* **Problem description**: If a line in the records below contains the word "Plane", return that line.

* **Records for the exercise**:
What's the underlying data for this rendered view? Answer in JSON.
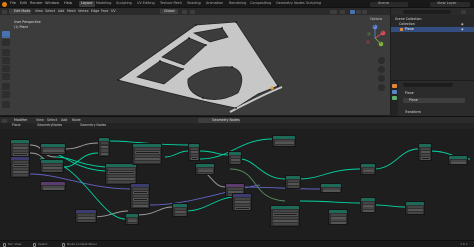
{
  "topbar": {
    "menus": [
      "File",
      "Edit",
      "Render",
      "Window",
      "Help"
    ],
    "workspaces": [
      "Layout",
      "Modeling",
      "Sculpting",
      "UV Editing",
      "Texture Paint",
      "Shading",
      "Animation",
      "Rendering",
      "Compositing",
      "Geometry Nodes",
      "Scripting"
    ],
    "active_workspace": "Layout",
    "scene_label": "Scene",
    "view_layer_label": "View Layer"
  },
  "viewport": {
    "mode_label": "Edit Mode",
    "menus": [
      "View",
      "Select",
      "Add",
      "Mesh",
      "Vertex",
      "Edge",
      "Face",
      "UV"
    ],
    "transform_label": "Global",
    "overlay_title": "User Perspective",
    "overlay_object": "(1) Plane",
    "options_label": "Options",
    "gizmo_axes": [
      "X",
      "Y",
      "Z"
    ]
  },
  "outliner": {
    "items": [
      "Scene Collection",
      "Collection",
      "Plane"
    ]
  },
  "properties": {
    "object_name": "Plane",
    "mesh_name": "Plane",
    "section": "Transform"
  },
  "node_editor": {
    "editor_label": "Modifier",
    "menus": [
      "View",
      "Select",
      "Add",
      "Node"
    ],
    "tree_name": "Geometry Nodes",
    "breadcrumb": [
      "Plane",
      "GeometryNodes",
      "Geometry Nodes"
    ]
  },
  "statusbar": {
    "hints": [
      "Pan View",
      "Select",
      "Node Context Menu"
    ],
    "version": "3.6.2"
  },
  "colors": {
    "accent": "#4772b3",
    "geometry_socket": "#00d6a3",
    "vector_socket": "#6363c7",
    "float_socket": "#a1a1a1",
    "int_socket": "#598c5c",
    "node_header": "#1e6a58"
  }
}
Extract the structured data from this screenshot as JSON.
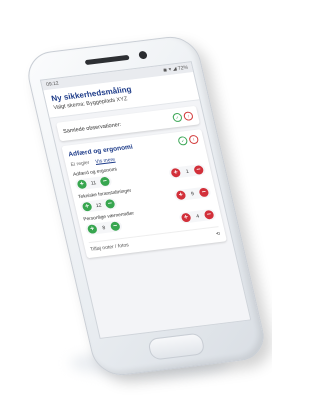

* **Written answer**:
    "overlay_object": "(1) Plane",
      "Plane"
    "object_name": "Plane",
    "mesh_name": "Plane",
      "Plane",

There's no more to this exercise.